Supplied entries Block Start
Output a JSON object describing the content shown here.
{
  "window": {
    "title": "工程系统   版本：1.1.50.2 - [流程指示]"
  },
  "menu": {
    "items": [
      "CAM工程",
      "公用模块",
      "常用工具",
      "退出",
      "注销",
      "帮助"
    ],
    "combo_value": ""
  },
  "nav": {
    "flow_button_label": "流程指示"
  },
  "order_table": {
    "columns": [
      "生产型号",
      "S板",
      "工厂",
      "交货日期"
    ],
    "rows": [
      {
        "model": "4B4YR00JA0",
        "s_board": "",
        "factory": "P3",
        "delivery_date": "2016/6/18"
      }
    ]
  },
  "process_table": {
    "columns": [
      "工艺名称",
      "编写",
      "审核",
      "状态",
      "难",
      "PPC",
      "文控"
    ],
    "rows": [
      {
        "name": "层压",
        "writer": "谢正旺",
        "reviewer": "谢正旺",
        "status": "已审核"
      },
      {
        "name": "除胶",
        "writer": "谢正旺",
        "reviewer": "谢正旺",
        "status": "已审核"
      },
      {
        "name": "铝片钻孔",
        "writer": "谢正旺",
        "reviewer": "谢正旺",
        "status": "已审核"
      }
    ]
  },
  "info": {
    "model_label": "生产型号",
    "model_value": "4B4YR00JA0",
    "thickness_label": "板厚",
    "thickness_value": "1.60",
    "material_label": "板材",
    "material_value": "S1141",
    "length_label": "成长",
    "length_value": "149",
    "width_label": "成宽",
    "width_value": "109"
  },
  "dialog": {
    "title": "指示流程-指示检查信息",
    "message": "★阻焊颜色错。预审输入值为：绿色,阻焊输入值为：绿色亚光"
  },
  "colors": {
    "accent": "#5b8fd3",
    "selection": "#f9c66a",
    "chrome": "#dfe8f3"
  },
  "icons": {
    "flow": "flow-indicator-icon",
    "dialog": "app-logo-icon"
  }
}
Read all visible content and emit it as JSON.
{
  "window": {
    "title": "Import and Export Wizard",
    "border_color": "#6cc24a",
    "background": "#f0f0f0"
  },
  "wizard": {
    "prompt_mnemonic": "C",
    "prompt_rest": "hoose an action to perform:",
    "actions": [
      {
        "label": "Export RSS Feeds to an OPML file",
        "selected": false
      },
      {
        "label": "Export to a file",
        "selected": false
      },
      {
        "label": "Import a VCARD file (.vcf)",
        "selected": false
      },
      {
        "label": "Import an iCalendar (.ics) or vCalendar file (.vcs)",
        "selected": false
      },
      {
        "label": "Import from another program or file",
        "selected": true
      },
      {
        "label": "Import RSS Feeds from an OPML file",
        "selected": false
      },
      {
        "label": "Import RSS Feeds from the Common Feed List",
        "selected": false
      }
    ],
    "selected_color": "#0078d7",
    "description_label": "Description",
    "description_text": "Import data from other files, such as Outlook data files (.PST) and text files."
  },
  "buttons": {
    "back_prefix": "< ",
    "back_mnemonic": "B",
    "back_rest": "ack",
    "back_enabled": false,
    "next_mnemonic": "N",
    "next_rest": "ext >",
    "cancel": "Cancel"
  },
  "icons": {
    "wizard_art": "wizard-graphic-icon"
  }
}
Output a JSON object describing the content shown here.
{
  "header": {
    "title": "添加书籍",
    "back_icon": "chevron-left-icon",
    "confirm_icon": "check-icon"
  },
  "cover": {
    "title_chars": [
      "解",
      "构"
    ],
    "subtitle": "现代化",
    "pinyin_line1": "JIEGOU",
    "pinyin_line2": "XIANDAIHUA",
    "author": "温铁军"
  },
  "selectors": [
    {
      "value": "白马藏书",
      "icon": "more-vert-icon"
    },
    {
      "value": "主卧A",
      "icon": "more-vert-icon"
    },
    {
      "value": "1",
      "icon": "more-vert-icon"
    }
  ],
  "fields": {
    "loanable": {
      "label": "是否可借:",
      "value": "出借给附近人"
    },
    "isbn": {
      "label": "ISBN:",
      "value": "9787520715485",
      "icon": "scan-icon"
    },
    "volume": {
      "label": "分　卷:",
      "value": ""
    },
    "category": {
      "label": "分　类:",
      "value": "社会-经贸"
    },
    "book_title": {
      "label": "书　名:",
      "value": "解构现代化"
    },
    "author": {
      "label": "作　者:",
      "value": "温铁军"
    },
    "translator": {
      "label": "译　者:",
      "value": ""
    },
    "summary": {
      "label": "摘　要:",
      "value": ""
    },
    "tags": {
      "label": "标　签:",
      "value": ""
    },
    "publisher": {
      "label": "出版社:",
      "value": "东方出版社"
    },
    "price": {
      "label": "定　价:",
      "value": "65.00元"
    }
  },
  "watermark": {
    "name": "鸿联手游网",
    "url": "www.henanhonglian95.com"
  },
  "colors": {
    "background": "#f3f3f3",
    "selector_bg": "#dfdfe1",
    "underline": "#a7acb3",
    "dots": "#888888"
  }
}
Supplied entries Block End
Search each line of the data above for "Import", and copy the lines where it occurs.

Solution for this task
    "title": "Import and Export Wizard",
        "label": "Import a VCARD file (.vcf)",
        "label": "Import an iCalendar (.ics) or vCalendar file (.vcs)",
        "label": "Import from another program or file",
        "label": "Import RSS Feeds from an OPML file",
        "label": "Import RSS Feeds from the Common Feed List",
    "description_text": "Import data from other files, such as Outlook data files (.PST) and text files."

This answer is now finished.